I decided to try out Titan’s Presence in the main board to start out, but in reality those 2 spots are floater. You can throw in Spatial Distortion (good against aggro decks) or Warping Wail (good against control or Rally to get rid of Cutthroat) depend on the situation. Eldrazi decks have never had instant speed removal, so it will be interesting to see how these cards will effect how people play against them. Being able to counter a Planar Outburst, exile an opposing Ulamog, or kill a 3/3 Warden of the First Tree will really shore up the decks previous weaknesses.
Thought-Knot Seer is another great card from OGW, but I don’t think it belongs in the main deck. I would much rather have a Reality Smasher in play against an Ananfenza, Siege Rhino, or other 4/5 power creature. Sure Seer lets you see their hand and exile a powerful card from it, but without a way to protect it you’re just giving your opponent more gas. I will keep mine in the sideboard and bring it in against control or the mirror match to deal with problem cards.
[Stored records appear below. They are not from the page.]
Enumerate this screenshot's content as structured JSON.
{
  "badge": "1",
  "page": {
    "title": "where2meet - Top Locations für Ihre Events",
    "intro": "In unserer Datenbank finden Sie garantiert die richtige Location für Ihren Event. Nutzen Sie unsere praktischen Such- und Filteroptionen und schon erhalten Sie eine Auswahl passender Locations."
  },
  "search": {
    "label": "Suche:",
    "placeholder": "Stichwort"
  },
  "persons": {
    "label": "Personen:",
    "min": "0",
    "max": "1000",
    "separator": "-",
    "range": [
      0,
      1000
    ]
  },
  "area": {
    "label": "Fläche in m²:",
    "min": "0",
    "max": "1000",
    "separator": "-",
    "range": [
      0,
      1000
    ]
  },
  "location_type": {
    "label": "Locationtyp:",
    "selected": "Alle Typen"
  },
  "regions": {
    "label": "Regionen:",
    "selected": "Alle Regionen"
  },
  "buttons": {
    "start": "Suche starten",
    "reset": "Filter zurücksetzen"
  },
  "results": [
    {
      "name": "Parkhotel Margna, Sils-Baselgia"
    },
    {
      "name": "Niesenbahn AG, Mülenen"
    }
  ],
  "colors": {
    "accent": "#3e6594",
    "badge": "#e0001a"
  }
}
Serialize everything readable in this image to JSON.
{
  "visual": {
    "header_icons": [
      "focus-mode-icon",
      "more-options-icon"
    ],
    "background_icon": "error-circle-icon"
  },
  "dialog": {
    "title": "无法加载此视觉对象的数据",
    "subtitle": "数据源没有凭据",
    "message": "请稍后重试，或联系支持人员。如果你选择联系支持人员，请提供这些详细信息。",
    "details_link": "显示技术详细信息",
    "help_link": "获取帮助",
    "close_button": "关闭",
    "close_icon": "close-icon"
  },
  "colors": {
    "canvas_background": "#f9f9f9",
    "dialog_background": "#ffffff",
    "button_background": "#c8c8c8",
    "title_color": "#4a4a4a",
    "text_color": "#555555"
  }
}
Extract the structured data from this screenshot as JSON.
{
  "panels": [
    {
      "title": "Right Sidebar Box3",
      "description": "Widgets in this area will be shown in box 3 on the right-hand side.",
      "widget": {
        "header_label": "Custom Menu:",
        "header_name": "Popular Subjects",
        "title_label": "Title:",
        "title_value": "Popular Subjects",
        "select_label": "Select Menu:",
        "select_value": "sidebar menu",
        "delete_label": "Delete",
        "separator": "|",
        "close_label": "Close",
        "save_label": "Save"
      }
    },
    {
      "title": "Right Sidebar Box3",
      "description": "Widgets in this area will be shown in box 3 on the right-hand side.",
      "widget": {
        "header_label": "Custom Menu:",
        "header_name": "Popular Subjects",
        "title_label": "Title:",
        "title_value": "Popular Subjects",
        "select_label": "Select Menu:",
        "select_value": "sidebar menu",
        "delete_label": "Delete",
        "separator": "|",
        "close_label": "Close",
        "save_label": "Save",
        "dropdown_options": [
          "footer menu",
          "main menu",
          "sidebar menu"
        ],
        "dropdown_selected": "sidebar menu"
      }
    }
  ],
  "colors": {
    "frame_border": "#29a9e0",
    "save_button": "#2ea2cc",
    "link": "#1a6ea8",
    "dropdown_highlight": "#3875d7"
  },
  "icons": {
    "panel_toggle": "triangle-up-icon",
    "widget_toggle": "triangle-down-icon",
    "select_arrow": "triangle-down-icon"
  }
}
I decided to drop Jaddi Offshoot this time in favor of 3 Winds of Qal Sisma and 2 Feed the Clan for aggro match ups. This is for two reasons. The first is because I’m running a more colorless focused deck which means having a turn 1 forest is going to be a little harder to pull off. The other reason is because I believe that Winds is a better card against a variety of decks such as Dark Temur, Jeskai Ascendancy, and to an extent Rally decks. You’ll still have to watch out for Atarka’s Command, but I think Feed the Clan can still stabilize you long enough to gain the upper hand.
As for the other cards, I have Windstorm against Dragon based decks (Mardu and Esper), Void Winnower for the mirror, an extra Ugin for Jeskai and Abzan match ups, and a 2nd Kozilek for longer games with lots of removal or counterspells (namely control).
This is only my initial build, but it turned out a lot better than I thought. It still has the same power level as GR Ramp and the other Eldrazi builds, but it does lack in removal outside of Ugin’s ability and the instant speed cards in the sideboard (no Kozilek’s Return could hurt against a few match ups). That being said, I do like how this card affords you the ability to play more colorless and Eldrazi cards to build on the synergy that was there before. Better creatures, getting creative with your land choices, and having outs against certain decks that you didn’t have before will really help this deck. I’d like to try out a couple more cards in the future with this to see how they do, namely Walker of the Wastes and Den Protector. I also think that GB Eldrazi has a lot of new additions that can make the deck more effective than before (Bearer of Silence, Kalitas), but I’m going to need more time with the new metagame before I go too deep.
What do you think? Is colorless ramp a thing? Are we looking at another tier 1 variation or the Eldrazi strategy or will it fall flat on its face? I look forward to testing it out at GP Nagoya this weekend and you can be sure that I’ll have some updates for you in the coming weeks with how its doing. If you have any comments or suggestions on the deck, feel free to leave them down below. I’ll be at GP Nagoya from Friday to Sunday so if you’re interested in what’s going on at the event feel free to follow me on Twitter @yoschwenky. I’ll be interviewing people, taking pics, hanging out with friends, and enjoying myself all day until the doors close on Friday. Be sure to check back here next week for an article about the event! Thanks for reading.